Directed by Joe Johnston
Written by Lewis Colick, from the book Rocket Boys by Homer Hickam
Starring Jake Gyllenhaal, Chris Cooper, Laura Dern, Chris Owen, William Lee Scott, Chad Lindberg
Watch the entire movie at Hulu.com
Some directors get typecast. They make films of similar natures with similar subjects. Sometimes this is good, when you're Alfred Hitchcock or John Ford. Sometimes it is not. But what's especially interesting is when a director breaks out of the mold and makes a totally uncharacteristic film.

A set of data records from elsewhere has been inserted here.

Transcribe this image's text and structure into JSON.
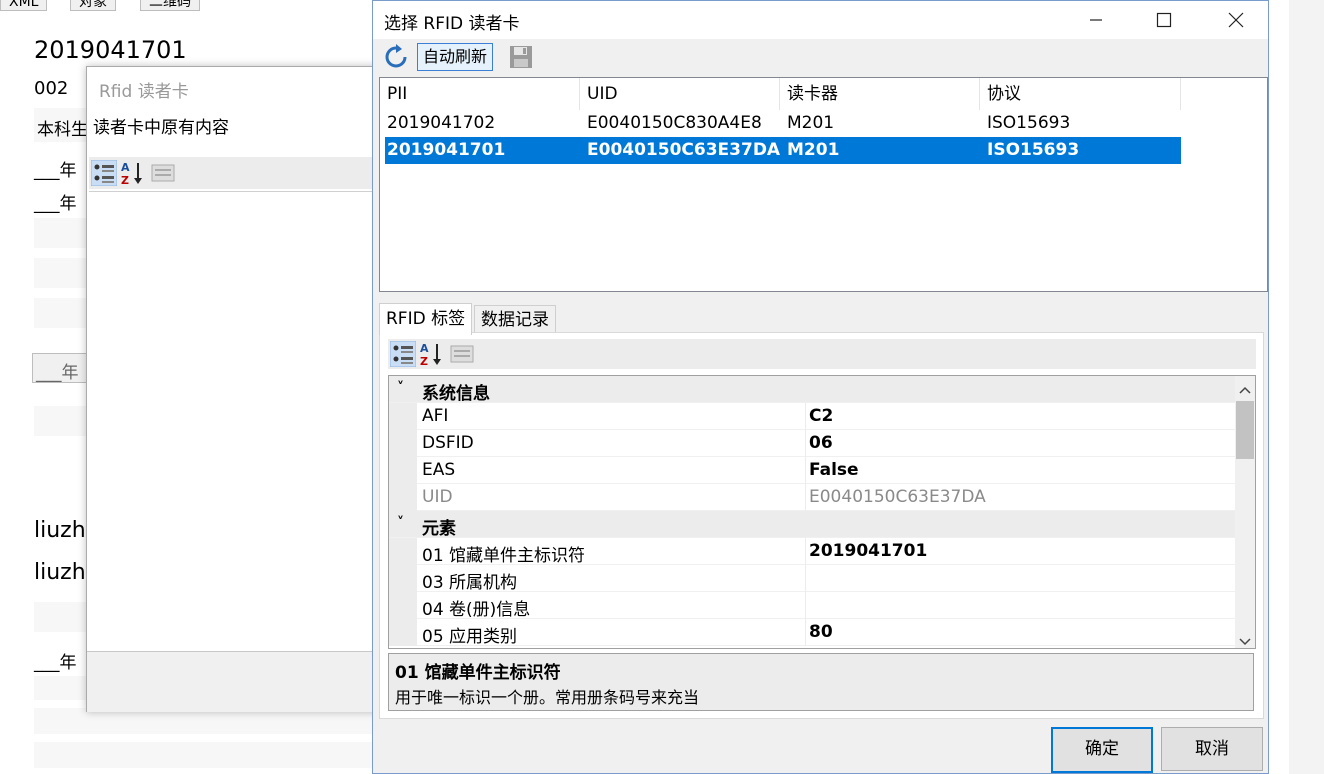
{
  "background_form": {
    "tabs": [
      "XML",
      "对象",
      "二维码"
    ],
    "barcode": "2019041701",
    "code": "002",
    "category_prefix": "本科生",
    "year_fields": [
      "___年",
      "___年",
      "___年",
      "___年"
    ],
    "names": [
      "liuzh",
      "liuzh"
    ]
  },
  "mid_dialog": {
    "title": "Rfid 读者卡",
    "content_label": "读者卡中原有内容"
  },
  "main_dialog": {
    "title": "选择 RFID 读者卡",
    "toolbar": {
      "auto_refresh": "自动刷新"
    },
    "grid": {
      "columns": [
        "PII",
        "UID",
        "读卡器",
        "协议"
      ],
      "rows": [
        {
          "pii": "2019041702",
          "uid": "E0040150C830A4E8",
          "reader": "M201",
          "protocol": "ISO15693",
          "selected": false
        },
        {
          "pii": "2019041701",
          "uid": "E0040150C63E37DA",
          "reader": "M201",
          "protocol": "ISO15693",
          "selected": true
        }
      ]
    },
    "tabs": [
      "RFID 标签",
      "数据记录"
    ],
    "property_grid": {
      "categories": [
        {
          "name": "系统信息",
          "items": [
            {
              "name": "AFI",
              "value": "C2",
              "readonly": false
            },
            {
              "name": "DSFID",
              "value": "06",
              "readonly": false
            },
            {
              "name": "EAS",
              "value": "False",
              "readonly": false
            },
            {
              "name": "UID",
              "value": "E0040150C63E37DA",
              "readonly": true
            }
          ]
        },
        {
          "name": "元素",
          "items": [
            {
              "name": "01 馆藏单件主标识符",
              "value": "2019041701",
              "readonly": false
            },
            {
              "name": "03 所属机构",
              "value": "",
              "readonly": false
            },
            {
              "name": "04 卷(册)信息",
              "value": "",
              "readonly": false
            },
            {
              "name": "05 应用类别",
              "value": "80",
              "readonly": false
            }
          ]
        }
      ]
    },
    "description": {
      "title": "01 馆藏单件主标识符",
      "text": "用于唯一标识一个册。常用册条码号来充当"
    },
    "buttons": {
      "ok": "确定",
      "cancel": "取消"
    }
  },
  "colors": {
    "selection": "#0078d7",
    "accent": "#2a6ebb"
  }
}
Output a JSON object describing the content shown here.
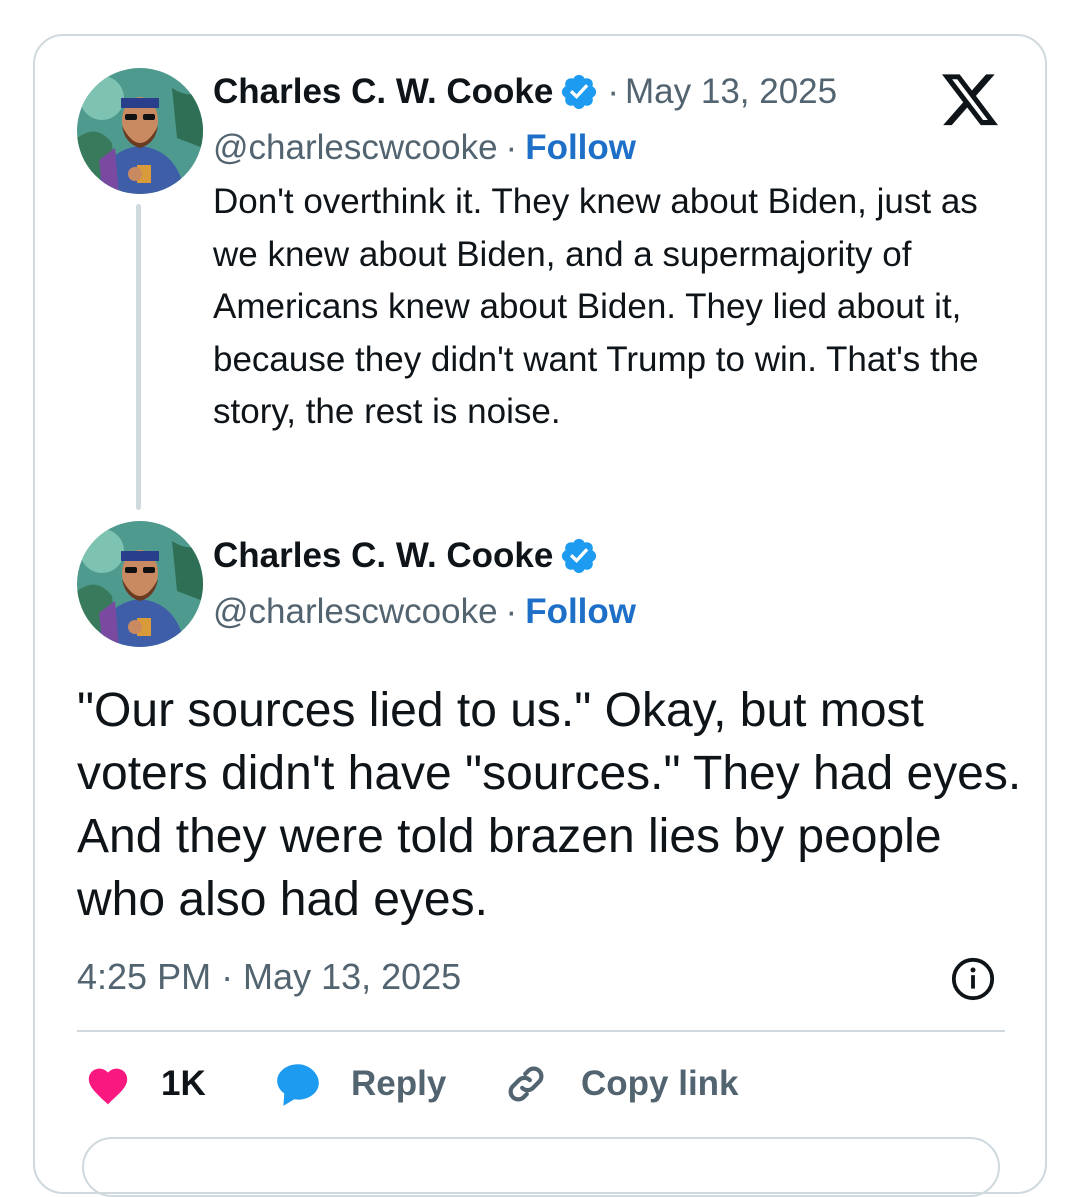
{
  "reply_tweet": {
    "author_name": "Charles C. W. Cooke",
    "separator": "·",
    "date": "May 13, 2025",
    "handle": "@charlescwcooke",
    "follow_label": "Follow",
    "text": "Don't overthink it. They knew about Biden, just as we knew about Biden, and a supermajority of Americans knew about Biden. They lied about it, because they didn't want Trump to win. That's the story, the rest is noise."
  },
  "main_tweet": {
    "author_name": "Charles C. W. Cooke",
    "handle": "@charlescwcooke",
    "follow_label": "Follow",
    "text": "\"Our sources lied to us.\" Okay, but most voters didn't have \"sources.\" They had eyes. And they were told brazen lies by people who also had eyes.",
    "timestamp": "4:25 PM · May 13, 2025"
  },
  "actions": {
    "like_count": "1K",
    "reply_label": "Reply",
    "copy_link_label": "Copy link"
  },
  "icons": {
    "platform_logo": "x-logo",
    "verified": "verified-badge-icon",
    "info": "info-icon",
    "like": "heart-icon",
    "reply": "speech-bubble-icon",
    "copy_link": "link-icon"
  },
  "colors": {
    "verified_blue": "#1d9bf0",
    "follow_blue": "#1d6fc8",
    "heart_pink": "#f91880",
    "reply_blue": "#1d9bf0",
    "secondary_text": "#536471",
    "border": "#cfd9de"
  }
}
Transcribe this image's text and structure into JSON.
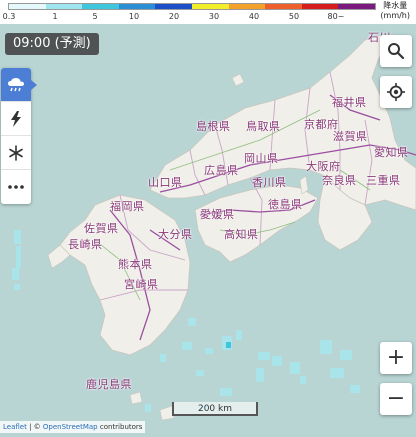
{
  "legend": {
    "title": "降水量",
    "unit": "(mm/h)",
    "colors": [
      "#e5f8fb",
      "#9fe5ef",
      "#3ec6dd",
      "#2a8fd4",
      "#1c4fc8",
      "#f2ee2a",
      "#f2a22a",
      "#ee5f2c",
      "#d61c1c",
      "#7b1a7e"
    ],
    "labels": [
      "0.3",
      "1",
      "5",
      "10",
      "20",
      "30",
      "40",
      "50",
      "80~"
    ]
  },
  "time_badge": "09:00 (予測)",
  "layers": [
    {
      "name": "rain",
      "icon": "rain-cloud-icon",
      "active": true
    },
    {
      "name": "lightning",
      "icon": "lightning-icon",
      "active": false
    },
    {
      "name": "snow",
      "icon": "snowflake-icon",
      "active": false
    },
    {
      "name": "more",
      "icon": "more-icon",
      "active": false
    }
  ],
  "controls": {
    "zoom_in": "+",
    "zoom_out": "−"
  },
  "scale_bar": "200 km",
  "attribution": {
    "leaflet": "Leaflet",
    "sep": " | © ",
    "osm": "OpenStreetMap",
    "contrib": " contributors"
  },
  "prefectures": {
    "ishikawa": "石川",
    "fukui": "福井県",
    "kyoto": "京都府",
    "shiga": "滋賀県",
    "aichi": "愛知県",
    "osaka": "大阪府",
    "nara": "奈良県",
    "mie": "三重県",
    "shimane": "島根県",
    "tottori": "鳥取県",
    "okayama": "岡山県",
    "hiroshima": "広島県",
    "yamaguchi": "山口県",
    "kagawa": "香川県",
    "tokushima": "徳島県",
    "ehime": "愛媛県",
    "kochi": "高知県",
    "fukuoka": "福岡県",
    "saga": "佐賀県",
    "nagasaki": "長崎県",
    "oita": "大分県",
    "kumamoto": "熊本県",
    "miyazaki": "宮崎県",
    "kagoshima": "鹿児島県"
  }
}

Joe Johnston is a case in point. He's best known for action adventure films like The Rocketeer, Hildago, or Jurassic Park III and children's films like Honey I Shrunk the Kids, The Pagemaster, and Jumanji. But the one film that is not like the others is ultimately his best: October Sky.
Homer Hickam (played Jake Gyllenhaal in the film) was a coal miner's son living in West Virginia in 1957, who was inspired by the Russian Sputnik launch to become involved in making his own rockets and eventually ended up working at NASA. His memoir, Rocket Boys, was adapted into the film. Hickam wanted to keep the title, but was overruled (possibly because it sounded like a sequel to Johnston's flop, The Rocketeer) and the title was changed to October Sky, referring to Sputnik's October launch. It's also an anagram of Rocket Boys.
In the film, Homer gathers together a group of friends who start launching small rockets. It becomes more than just a game as the groups experiments and learns how to make increasingly sophisticated models taking off. With the help of a teacher, Miss Riley (Laura Dern), they get together to enter the science fair and try to win scholarships. But Hickam's father (Chris Cooper), a coal miner, is hostile to the entire endeavor.
It's not a film with a lot of conflict, of course, and it's pretty clear how it will end up. But the characterizations are all first-rate and you can see how the idea of rockets was so exciting. These are real people, and Homer sees the rockets as a way out of the mines, while his father sees no reason for his son to leave.
It's a quiet film, with little action and no laugh out loud humor (though the reaction to one of their stray rockets is pretty funny), but with a feeling for the time and place that is unmatched. If you want to see how Sputnik changed America, this is one place to see it.